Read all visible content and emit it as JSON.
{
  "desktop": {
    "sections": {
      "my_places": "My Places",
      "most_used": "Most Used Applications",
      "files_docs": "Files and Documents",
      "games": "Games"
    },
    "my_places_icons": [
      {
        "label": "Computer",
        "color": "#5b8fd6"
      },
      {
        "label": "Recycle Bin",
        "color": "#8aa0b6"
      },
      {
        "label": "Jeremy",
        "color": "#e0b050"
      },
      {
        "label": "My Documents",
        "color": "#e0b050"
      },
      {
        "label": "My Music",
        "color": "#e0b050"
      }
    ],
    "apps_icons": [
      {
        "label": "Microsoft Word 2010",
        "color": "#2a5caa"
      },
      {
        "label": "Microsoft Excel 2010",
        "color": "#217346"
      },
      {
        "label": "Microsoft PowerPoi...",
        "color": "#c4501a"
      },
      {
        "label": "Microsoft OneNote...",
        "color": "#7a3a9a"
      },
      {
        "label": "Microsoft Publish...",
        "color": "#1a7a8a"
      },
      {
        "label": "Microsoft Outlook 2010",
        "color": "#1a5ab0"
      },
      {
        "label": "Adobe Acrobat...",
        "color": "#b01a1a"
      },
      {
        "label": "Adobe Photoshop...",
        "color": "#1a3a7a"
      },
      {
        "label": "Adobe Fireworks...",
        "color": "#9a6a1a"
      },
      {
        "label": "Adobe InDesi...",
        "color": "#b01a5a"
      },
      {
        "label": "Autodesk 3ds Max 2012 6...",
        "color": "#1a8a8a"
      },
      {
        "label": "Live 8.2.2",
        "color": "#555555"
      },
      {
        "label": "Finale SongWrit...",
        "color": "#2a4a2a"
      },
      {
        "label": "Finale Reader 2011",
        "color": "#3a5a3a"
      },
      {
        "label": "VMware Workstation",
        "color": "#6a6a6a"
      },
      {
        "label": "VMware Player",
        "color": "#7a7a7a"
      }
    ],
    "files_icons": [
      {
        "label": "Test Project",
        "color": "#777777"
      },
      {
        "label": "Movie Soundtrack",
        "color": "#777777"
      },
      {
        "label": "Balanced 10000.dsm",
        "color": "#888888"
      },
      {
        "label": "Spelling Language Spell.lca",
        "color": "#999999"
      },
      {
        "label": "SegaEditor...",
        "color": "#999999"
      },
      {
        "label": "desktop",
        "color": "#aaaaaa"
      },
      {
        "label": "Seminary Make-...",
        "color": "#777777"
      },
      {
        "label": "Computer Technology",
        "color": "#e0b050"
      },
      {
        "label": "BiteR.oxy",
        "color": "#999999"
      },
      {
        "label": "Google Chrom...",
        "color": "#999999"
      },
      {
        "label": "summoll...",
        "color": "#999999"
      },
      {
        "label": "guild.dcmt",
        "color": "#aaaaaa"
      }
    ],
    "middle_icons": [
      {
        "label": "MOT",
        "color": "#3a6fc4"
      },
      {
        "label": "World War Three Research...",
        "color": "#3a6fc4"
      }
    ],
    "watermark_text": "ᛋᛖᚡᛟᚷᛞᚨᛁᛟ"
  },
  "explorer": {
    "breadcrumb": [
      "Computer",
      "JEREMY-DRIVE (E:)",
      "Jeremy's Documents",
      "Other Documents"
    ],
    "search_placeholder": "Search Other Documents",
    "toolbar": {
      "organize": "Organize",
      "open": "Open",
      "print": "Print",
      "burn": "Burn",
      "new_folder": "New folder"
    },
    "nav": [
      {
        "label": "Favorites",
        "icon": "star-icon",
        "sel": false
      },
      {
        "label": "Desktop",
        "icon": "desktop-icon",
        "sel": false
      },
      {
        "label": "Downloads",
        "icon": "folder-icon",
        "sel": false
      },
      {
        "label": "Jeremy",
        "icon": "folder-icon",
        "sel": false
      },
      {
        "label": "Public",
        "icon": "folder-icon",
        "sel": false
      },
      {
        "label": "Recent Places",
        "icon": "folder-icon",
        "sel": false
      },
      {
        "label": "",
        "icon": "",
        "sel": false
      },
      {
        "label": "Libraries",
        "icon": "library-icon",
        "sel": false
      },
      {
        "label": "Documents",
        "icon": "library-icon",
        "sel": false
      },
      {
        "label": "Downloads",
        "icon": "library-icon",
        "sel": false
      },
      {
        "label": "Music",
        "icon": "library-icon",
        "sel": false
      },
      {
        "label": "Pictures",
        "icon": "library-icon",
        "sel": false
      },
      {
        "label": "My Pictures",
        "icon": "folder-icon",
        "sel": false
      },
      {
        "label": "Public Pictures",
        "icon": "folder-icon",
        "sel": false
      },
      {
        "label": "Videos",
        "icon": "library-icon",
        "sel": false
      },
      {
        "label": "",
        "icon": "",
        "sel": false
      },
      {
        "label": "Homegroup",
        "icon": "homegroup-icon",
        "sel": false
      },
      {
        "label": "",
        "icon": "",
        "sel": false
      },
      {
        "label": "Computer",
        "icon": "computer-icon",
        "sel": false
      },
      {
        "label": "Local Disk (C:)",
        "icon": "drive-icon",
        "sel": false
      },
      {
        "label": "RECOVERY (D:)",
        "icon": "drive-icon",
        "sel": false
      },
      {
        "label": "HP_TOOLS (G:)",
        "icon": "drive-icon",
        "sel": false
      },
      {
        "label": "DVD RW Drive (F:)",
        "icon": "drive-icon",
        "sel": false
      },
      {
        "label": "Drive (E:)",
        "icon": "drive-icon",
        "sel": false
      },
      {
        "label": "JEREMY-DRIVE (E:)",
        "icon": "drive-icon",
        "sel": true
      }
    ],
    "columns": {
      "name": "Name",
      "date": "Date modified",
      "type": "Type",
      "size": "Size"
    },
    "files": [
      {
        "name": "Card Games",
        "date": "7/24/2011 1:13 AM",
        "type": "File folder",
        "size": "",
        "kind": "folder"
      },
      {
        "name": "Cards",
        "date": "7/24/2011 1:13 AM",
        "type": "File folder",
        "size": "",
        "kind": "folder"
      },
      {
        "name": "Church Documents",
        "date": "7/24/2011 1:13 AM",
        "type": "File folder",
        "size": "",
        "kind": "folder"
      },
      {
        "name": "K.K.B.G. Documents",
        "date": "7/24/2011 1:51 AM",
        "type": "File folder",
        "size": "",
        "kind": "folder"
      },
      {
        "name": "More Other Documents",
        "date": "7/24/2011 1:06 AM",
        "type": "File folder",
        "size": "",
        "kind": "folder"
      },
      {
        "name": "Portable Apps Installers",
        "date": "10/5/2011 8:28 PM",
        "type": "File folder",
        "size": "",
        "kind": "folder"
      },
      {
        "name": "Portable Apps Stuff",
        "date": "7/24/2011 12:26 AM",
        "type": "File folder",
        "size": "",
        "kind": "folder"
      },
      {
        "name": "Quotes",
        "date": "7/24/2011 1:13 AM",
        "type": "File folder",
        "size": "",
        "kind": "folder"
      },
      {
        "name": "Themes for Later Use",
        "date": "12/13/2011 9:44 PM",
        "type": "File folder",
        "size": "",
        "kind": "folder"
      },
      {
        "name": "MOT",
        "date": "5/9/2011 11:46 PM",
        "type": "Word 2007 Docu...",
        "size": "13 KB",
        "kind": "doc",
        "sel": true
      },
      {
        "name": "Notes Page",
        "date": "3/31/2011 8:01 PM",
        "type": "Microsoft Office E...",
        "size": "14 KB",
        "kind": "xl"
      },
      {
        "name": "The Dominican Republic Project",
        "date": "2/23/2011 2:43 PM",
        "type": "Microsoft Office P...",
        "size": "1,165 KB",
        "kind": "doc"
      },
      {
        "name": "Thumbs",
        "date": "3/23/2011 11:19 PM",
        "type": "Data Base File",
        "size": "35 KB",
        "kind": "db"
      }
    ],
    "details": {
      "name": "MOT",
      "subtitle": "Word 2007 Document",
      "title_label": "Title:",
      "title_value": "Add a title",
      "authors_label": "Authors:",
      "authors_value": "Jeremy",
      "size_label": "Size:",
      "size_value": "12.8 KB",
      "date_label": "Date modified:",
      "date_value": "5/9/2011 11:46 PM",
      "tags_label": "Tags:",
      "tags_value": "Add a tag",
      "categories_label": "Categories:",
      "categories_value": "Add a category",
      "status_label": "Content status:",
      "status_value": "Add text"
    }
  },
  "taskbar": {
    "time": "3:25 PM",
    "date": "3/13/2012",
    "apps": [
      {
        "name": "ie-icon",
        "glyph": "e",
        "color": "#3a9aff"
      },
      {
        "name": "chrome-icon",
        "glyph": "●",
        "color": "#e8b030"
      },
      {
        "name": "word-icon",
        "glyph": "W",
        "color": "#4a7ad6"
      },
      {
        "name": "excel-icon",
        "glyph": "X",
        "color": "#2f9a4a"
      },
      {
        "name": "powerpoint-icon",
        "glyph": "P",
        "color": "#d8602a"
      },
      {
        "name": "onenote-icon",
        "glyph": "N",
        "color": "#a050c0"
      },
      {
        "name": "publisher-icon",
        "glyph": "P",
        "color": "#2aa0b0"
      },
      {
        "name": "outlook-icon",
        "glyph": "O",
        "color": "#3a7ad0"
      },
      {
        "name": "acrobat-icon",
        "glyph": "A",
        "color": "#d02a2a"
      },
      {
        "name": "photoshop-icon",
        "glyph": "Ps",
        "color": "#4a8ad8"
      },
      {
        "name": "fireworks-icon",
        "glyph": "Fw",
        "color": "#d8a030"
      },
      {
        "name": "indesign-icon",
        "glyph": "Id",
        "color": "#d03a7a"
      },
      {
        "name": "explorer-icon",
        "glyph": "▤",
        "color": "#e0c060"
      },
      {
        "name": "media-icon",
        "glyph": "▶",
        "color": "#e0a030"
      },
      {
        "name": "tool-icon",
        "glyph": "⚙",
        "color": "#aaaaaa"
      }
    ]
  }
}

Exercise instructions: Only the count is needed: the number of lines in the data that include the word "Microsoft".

Answer to the exercise: 8